Building on work of the Heritage at Risk in England’s Wetlands project, by the University of Exeter (2004), this project produced an inventory of the nation’s most significant wetland and waterlogged heritage sites and landscapes to promote understanding of where and what they are, accompanied by statements of why we value them.
Some places have recently been Scheduled, we are assessing others, but we will not be able to consider all of them for designation. This is because despite their importance to the archaeological record, many do not fit the criteria required for scheduling under the current system. Regardless of status, we want to highlight those wetland and waterlogged sites considered to be of exceptional evidential value with a view to future projects reviewing the site-specific risks to their continued preservation and reviewing management options to win better protection where possible. See the inventory first stage report.
Distribution and significance of urban waterlogged deposits
Waterlogged urban stratigraphy can be extensive and of exceptional significance but standard survey techniques are insufficient to model and map such zones. This group of small projects will synthesise existing information to refine understanding of the distribution, condition and potential of waterlogged deposits in a range of urban centres.
We developed tools to aid their recognition and to help new archaeological work. Products included desk-based assessments collating existing information; the construction of deposit models; Historic Environment Record enhancement; and the production of GIS resources to flag areas with known or modelled high potential for waterlogged deposits. Project reports are available for Bristol, Berwick-upon-Tweed, Carlisle, Boston, Droitwich and Nantwich. The Nantwich project was the precursor of the wider series. The Nantwich study also includes monitoring of burial conditions beneath the town so that changes in these, and the condition of archaeological remains, can be assessed using data from commercial archaeological excavations.
This programme comprises two projects to assess the significance and heritage value of small wetlands. We already know that they are just as important for archaeological evidence and evidence of past environments as extensive wetland landscapes such as Humberhead Levels, the Somerset Levels, North West Wetlands and East Anglian Fens. However, they have received less attention and we need to promote awareness of their potential as evidence.
The Small Wetland Toolkit piloted a methodology for the rapid mapping and assessment of such assets for enhancing data about them in Historic Environment Records. Developed in Worcestershire, it focused on areas where these features are most under threat from development, land-use or environmental management. It aims to provide a readily accessible means of ensuring that such significant deposits are better identified and recognised, and thus more effectively protected in the future.

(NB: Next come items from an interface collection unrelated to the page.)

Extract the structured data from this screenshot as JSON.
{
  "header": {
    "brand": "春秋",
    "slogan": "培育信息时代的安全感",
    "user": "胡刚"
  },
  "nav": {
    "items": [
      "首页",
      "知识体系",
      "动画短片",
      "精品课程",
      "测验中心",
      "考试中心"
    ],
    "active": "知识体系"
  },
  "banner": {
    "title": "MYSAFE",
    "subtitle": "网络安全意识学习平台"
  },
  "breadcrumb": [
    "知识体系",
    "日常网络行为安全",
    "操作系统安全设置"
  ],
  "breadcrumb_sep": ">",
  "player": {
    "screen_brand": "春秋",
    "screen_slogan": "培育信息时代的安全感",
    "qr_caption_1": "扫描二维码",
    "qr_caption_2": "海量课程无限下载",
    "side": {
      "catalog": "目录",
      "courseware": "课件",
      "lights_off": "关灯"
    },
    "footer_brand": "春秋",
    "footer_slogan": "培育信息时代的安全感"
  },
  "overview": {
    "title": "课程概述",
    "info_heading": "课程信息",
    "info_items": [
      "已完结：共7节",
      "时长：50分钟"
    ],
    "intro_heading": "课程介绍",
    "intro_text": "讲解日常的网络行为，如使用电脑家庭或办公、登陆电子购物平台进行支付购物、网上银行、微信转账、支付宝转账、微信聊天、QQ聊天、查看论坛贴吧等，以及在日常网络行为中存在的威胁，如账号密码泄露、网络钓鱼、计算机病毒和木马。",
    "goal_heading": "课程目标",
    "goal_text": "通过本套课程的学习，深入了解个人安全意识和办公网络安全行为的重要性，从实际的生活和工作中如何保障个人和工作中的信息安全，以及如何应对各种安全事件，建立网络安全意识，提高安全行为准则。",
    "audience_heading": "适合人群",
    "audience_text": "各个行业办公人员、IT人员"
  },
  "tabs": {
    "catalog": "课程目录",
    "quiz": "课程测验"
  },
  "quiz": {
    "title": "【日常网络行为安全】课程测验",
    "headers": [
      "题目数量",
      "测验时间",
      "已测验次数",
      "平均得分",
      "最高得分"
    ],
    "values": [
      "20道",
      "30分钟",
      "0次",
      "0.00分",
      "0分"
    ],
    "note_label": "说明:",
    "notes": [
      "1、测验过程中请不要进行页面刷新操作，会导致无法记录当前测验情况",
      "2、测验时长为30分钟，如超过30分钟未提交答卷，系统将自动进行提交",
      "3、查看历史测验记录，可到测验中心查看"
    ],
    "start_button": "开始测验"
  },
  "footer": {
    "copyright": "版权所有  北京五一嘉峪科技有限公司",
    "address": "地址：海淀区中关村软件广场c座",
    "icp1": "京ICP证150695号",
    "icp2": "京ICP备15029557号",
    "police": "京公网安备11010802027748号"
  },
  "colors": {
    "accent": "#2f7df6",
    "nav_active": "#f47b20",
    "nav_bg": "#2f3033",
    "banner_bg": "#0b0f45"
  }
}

Another related project, "Small Wetlands; their potentials and threats" was begun within the plan period and will summarise the characteristics and research potential for different types of small wetlands and present an assessment of threats, from a national perspective. This will be aimed at public and professional partners.
Wetland sites and landscapes: publications
There are three publication projects nearing completion, reporting on survey and analysis for: the North West Wetlands, South Lancashire; the Somerset Levels; and Beccles Triple Post Alignment in Suffolk.
Links to Other NHPP Activities
Wetland and waterlogged survey links closely with Activities on: